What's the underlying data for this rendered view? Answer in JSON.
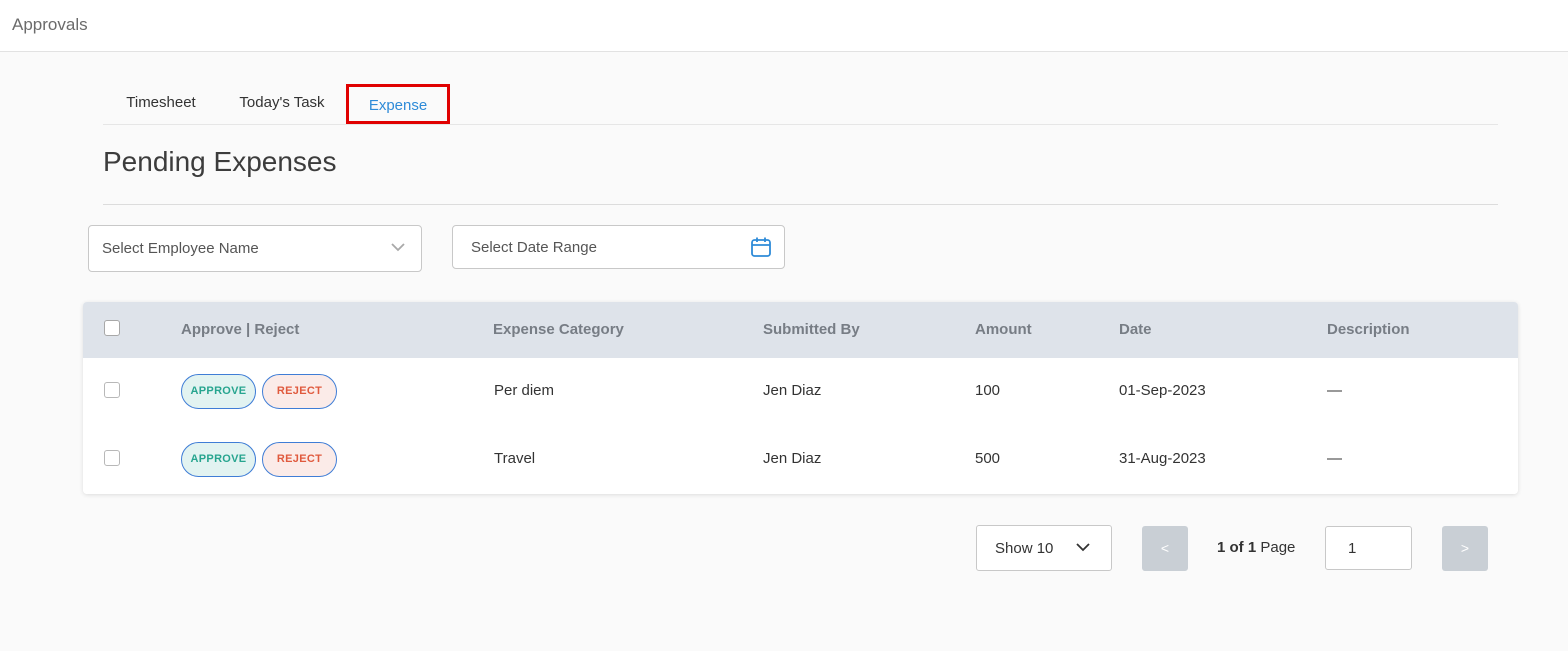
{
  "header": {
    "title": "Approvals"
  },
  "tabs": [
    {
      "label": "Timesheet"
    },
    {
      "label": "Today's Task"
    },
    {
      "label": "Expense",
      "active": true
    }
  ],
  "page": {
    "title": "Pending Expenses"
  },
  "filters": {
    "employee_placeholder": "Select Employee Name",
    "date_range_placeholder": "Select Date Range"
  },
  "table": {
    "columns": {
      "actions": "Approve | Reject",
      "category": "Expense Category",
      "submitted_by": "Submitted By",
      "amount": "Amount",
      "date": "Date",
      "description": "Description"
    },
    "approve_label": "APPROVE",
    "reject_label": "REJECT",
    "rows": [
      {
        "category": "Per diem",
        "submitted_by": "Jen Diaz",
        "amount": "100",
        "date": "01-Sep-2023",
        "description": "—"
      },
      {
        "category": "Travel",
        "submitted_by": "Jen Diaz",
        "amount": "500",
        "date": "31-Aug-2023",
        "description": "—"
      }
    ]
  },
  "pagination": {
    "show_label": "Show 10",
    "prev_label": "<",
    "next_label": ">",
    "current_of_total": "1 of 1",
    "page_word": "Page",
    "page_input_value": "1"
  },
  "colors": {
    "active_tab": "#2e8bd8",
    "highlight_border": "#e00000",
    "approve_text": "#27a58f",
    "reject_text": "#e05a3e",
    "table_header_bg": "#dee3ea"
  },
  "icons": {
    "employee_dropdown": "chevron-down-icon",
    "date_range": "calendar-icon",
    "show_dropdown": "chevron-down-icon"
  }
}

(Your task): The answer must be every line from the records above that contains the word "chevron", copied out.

(Answer):
    "employee_dropdown": "chevron-down-icon",
    "show_dropdown": "chevron-down-icon"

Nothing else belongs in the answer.